_Entries shown_.
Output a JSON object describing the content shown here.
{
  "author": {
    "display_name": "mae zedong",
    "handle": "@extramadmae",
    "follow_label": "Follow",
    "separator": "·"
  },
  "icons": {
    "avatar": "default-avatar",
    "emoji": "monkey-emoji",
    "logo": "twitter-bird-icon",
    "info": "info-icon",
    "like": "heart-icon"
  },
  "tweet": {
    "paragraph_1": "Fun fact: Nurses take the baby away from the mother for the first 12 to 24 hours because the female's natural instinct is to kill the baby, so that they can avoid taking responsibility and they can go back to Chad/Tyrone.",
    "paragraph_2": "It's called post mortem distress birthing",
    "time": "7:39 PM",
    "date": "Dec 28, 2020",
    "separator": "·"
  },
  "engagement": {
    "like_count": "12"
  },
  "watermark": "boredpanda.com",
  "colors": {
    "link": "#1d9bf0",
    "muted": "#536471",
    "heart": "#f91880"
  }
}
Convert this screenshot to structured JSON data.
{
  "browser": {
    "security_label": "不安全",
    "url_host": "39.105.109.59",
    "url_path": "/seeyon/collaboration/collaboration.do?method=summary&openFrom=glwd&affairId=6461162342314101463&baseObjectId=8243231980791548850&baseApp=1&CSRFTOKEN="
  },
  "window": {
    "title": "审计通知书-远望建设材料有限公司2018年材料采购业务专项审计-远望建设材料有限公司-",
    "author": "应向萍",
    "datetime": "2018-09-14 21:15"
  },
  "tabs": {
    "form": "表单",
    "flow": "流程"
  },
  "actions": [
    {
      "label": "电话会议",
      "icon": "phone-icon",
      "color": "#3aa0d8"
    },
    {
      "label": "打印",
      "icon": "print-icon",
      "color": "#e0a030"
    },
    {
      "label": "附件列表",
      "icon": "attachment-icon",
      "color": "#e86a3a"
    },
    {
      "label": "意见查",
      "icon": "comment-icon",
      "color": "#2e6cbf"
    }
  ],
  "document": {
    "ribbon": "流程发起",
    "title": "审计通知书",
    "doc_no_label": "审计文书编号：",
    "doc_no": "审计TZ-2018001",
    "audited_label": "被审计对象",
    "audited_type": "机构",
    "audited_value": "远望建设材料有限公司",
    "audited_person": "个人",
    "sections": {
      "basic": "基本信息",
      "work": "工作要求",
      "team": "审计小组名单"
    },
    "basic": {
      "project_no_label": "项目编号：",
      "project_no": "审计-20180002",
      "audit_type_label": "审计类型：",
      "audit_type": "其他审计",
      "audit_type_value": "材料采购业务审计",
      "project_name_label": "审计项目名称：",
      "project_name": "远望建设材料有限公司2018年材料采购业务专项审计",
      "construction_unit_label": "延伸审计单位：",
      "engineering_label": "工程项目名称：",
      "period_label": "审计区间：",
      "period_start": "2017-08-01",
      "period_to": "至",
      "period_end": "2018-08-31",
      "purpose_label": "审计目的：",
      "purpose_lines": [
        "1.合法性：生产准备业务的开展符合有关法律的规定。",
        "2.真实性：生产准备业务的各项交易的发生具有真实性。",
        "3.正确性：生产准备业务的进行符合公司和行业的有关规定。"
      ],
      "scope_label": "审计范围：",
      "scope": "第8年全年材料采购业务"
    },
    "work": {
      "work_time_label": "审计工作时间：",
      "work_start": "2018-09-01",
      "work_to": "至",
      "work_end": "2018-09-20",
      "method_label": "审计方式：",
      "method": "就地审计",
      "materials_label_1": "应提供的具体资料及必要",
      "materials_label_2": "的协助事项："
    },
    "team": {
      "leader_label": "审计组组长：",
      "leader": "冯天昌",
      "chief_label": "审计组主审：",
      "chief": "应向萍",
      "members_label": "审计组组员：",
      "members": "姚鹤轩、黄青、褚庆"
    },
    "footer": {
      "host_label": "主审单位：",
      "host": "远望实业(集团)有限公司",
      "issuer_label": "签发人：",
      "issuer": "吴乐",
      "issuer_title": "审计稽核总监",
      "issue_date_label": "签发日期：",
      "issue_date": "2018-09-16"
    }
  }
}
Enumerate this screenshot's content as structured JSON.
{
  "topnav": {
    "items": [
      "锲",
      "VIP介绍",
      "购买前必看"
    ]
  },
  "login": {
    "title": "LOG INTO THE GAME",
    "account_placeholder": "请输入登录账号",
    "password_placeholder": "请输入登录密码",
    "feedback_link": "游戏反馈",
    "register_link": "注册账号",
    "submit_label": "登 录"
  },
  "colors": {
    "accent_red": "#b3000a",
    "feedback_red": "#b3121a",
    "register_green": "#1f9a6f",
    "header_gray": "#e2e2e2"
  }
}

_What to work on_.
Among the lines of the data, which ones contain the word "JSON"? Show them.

_Expected output_.
Output a JSON object describing the content shown here.
Convert this screenshot to structured JSON data.
Enumerate this screenshot's content as structured JSON.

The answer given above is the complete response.